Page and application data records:
Start of Block
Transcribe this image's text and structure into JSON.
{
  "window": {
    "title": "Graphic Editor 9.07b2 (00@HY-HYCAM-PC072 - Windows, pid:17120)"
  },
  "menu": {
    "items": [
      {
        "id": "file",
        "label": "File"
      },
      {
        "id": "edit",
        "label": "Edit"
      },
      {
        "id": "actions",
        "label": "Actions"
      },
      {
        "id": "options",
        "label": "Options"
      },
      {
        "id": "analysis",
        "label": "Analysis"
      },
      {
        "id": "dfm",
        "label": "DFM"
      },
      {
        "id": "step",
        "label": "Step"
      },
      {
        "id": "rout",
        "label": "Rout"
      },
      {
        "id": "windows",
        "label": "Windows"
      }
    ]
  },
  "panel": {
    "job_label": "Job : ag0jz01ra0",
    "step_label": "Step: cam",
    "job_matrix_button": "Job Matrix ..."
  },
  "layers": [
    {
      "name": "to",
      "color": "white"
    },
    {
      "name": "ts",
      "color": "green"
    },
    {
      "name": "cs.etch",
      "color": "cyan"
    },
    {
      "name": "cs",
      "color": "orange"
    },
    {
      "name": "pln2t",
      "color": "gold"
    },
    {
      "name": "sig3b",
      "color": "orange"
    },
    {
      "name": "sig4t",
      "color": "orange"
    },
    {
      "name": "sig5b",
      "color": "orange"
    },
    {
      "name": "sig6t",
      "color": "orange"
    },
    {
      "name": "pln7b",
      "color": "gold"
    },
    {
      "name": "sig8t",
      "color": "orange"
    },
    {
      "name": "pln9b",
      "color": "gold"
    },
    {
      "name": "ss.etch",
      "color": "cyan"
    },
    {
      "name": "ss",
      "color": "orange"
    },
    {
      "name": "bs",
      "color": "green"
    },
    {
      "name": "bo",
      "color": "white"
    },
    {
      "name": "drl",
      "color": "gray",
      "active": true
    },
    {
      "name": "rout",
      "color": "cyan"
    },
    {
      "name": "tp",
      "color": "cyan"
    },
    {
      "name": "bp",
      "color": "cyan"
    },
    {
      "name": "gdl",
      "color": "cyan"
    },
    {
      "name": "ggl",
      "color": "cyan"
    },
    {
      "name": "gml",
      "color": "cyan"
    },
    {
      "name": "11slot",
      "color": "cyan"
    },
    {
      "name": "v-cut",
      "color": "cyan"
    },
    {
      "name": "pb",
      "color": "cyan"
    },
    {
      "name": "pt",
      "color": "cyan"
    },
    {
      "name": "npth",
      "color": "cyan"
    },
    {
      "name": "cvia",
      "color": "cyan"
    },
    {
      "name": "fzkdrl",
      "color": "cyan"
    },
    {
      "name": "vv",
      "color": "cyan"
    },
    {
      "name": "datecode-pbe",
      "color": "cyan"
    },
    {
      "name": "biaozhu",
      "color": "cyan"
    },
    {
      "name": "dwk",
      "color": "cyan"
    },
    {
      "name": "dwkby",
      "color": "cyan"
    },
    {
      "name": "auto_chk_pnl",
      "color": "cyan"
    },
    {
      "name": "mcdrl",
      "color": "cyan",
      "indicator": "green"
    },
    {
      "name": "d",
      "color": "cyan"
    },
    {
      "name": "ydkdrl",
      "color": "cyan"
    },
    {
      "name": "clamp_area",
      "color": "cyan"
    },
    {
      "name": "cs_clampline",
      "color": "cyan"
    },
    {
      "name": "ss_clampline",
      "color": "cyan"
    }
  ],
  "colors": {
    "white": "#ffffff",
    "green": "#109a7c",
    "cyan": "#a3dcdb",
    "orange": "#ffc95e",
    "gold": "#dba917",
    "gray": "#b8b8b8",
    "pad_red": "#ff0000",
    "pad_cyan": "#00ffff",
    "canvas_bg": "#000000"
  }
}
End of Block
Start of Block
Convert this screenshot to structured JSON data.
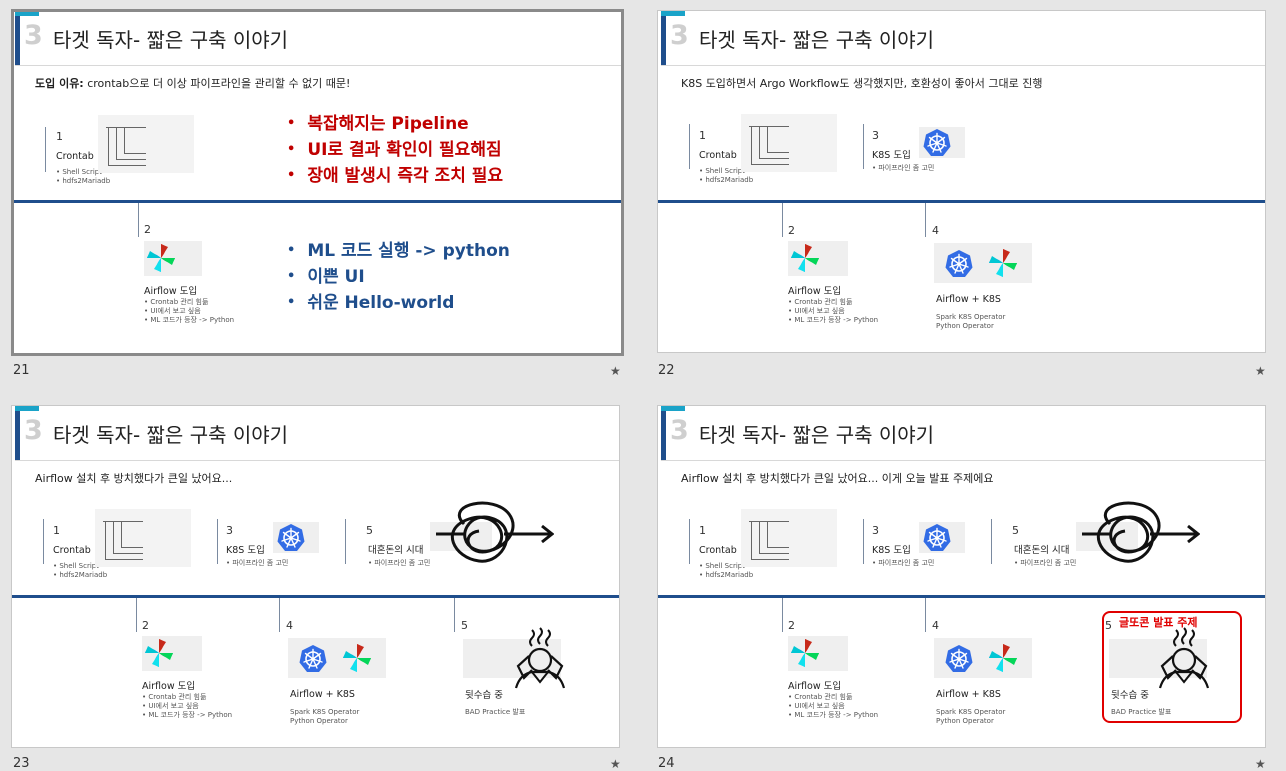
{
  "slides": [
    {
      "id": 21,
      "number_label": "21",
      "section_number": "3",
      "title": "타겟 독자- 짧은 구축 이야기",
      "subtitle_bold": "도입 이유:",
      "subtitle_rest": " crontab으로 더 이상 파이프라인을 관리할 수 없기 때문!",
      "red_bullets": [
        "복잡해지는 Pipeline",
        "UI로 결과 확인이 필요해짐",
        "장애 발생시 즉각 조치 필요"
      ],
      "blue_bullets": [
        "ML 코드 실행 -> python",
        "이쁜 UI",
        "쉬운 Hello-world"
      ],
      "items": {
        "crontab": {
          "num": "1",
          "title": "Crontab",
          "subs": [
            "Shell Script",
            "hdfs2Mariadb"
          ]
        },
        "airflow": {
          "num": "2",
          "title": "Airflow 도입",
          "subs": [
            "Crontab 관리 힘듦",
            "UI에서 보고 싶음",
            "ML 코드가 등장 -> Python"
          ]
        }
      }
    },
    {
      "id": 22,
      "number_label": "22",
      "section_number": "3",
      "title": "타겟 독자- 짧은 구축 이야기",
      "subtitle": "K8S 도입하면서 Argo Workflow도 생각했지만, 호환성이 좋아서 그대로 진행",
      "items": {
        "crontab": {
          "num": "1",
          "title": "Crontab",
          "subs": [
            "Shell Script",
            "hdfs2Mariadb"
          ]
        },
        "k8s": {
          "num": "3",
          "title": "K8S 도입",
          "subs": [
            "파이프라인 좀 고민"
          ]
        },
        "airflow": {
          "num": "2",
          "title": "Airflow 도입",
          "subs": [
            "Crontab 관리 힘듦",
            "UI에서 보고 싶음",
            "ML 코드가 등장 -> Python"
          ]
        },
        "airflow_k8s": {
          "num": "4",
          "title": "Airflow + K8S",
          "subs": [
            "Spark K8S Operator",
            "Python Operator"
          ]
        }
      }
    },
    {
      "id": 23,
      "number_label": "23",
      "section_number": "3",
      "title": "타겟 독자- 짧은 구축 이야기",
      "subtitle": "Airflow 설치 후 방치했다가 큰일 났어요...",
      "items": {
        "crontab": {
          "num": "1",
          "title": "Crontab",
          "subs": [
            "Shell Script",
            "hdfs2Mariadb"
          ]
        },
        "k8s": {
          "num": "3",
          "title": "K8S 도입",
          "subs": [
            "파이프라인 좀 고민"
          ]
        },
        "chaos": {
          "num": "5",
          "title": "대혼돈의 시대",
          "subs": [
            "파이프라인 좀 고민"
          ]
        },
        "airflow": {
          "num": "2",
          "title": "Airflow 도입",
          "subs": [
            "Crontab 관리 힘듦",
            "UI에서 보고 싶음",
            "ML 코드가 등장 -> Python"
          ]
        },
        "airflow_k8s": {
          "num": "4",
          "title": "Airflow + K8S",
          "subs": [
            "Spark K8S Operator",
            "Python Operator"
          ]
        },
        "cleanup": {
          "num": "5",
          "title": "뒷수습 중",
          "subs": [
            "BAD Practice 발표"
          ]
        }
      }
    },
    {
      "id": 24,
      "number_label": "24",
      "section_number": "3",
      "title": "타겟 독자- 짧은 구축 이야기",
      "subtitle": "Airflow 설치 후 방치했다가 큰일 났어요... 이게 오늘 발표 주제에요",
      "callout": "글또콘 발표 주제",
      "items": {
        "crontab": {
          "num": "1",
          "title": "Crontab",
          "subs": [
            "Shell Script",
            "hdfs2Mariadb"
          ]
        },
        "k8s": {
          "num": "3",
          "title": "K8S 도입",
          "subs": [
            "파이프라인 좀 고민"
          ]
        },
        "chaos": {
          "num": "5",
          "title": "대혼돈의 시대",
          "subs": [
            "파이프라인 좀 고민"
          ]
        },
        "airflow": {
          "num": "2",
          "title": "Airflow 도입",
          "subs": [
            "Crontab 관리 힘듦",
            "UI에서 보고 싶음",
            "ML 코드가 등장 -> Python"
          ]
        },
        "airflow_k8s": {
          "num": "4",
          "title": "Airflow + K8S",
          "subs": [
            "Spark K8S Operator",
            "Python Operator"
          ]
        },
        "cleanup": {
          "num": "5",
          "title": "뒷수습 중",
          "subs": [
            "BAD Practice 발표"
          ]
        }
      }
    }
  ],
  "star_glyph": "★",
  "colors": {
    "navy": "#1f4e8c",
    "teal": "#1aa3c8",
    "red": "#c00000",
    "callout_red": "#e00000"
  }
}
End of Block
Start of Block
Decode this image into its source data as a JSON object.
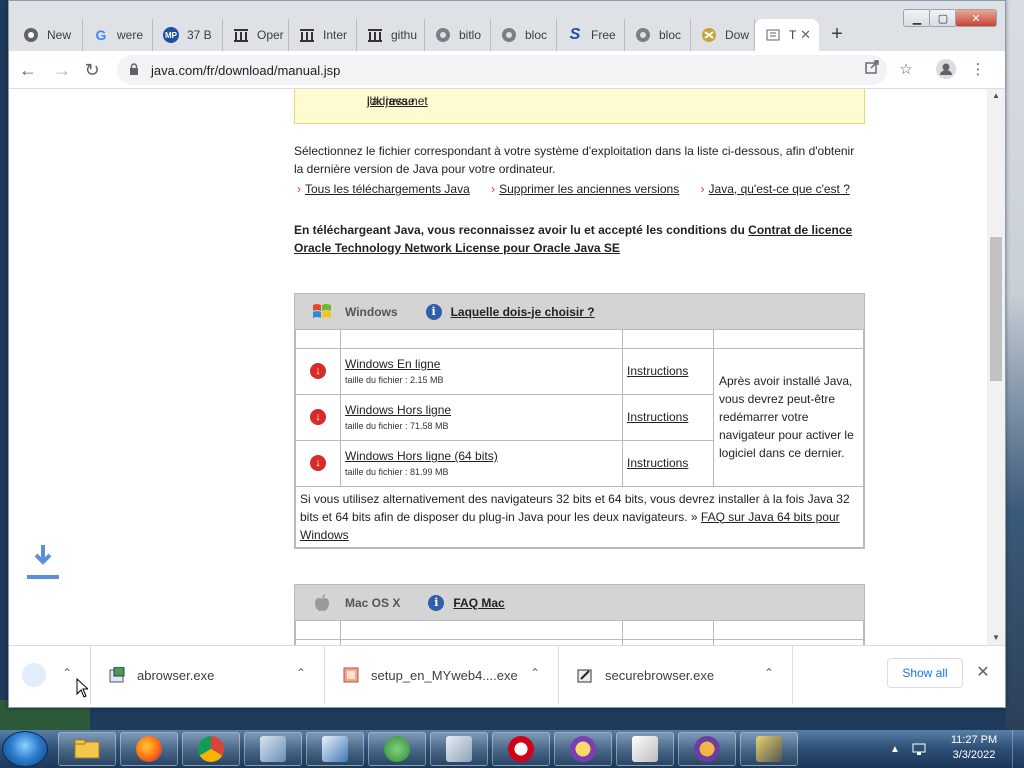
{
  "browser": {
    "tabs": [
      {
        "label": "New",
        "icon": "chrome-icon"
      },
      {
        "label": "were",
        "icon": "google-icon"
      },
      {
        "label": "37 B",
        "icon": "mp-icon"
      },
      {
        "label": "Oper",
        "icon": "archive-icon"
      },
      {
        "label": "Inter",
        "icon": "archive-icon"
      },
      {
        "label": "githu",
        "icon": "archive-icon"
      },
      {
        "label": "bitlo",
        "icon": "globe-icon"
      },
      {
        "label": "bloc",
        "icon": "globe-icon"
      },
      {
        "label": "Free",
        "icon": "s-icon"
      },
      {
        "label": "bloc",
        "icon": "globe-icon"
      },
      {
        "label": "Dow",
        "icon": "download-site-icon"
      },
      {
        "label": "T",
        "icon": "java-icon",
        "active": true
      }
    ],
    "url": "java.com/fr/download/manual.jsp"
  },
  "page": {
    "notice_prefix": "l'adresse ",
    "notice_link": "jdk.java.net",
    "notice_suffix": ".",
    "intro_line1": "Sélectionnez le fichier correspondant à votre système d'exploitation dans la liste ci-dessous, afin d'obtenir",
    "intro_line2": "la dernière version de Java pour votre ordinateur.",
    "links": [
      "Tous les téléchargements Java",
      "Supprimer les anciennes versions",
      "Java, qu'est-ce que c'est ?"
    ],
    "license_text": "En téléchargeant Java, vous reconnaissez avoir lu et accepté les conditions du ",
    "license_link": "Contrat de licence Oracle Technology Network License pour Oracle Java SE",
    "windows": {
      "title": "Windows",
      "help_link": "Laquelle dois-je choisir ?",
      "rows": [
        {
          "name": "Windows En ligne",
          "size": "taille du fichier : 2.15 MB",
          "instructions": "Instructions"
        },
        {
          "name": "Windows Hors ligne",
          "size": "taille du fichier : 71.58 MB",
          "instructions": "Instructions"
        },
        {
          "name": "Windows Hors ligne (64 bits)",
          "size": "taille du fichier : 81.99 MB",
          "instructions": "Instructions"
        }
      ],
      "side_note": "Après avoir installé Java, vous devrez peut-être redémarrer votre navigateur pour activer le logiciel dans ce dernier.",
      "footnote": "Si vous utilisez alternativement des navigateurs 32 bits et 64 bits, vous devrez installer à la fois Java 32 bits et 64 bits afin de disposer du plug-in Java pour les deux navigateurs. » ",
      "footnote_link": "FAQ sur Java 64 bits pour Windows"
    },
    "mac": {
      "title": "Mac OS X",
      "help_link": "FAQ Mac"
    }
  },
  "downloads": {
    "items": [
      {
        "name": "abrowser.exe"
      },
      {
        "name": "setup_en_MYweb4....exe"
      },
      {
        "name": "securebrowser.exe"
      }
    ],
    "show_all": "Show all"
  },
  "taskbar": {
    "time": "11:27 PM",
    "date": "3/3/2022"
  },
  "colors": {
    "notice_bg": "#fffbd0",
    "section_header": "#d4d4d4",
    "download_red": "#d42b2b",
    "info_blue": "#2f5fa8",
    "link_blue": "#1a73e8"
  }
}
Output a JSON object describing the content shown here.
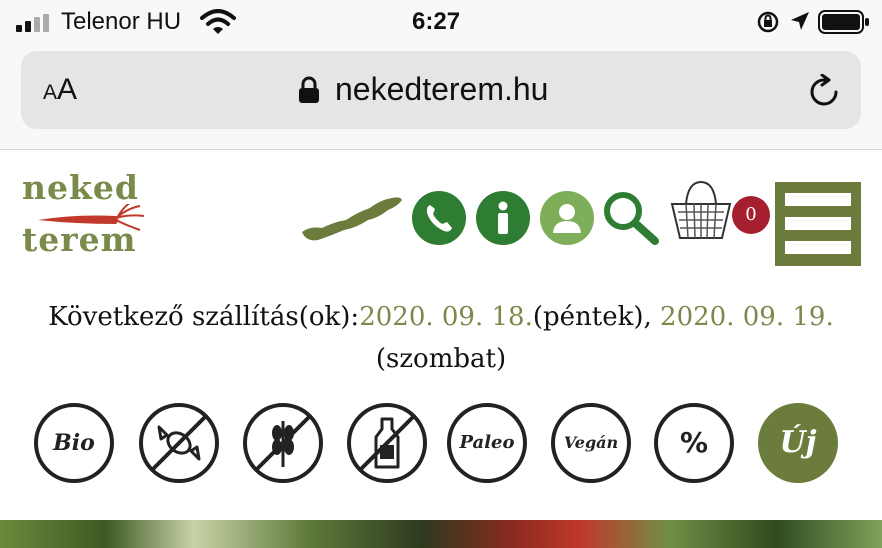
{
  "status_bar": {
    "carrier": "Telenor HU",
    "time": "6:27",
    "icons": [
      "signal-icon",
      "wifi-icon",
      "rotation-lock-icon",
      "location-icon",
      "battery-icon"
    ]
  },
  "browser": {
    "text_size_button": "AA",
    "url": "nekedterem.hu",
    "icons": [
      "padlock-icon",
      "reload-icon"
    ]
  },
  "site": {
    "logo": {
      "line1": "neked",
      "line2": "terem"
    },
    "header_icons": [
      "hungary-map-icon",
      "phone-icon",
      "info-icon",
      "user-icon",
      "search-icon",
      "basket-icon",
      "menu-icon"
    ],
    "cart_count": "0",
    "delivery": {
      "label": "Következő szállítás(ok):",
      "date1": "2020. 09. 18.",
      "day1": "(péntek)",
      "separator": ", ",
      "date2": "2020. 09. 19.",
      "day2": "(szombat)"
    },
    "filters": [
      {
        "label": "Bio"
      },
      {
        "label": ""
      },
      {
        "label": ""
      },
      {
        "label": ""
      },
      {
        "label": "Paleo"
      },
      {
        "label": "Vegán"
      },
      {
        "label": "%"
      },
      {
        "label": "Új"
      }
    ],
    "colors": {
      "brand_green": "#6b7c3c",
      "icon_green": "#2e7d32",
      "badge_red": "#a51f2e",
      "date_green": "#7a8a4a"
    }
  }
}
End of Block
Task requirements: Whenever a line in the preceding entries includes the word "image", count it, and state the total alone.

Answer to the problem: 2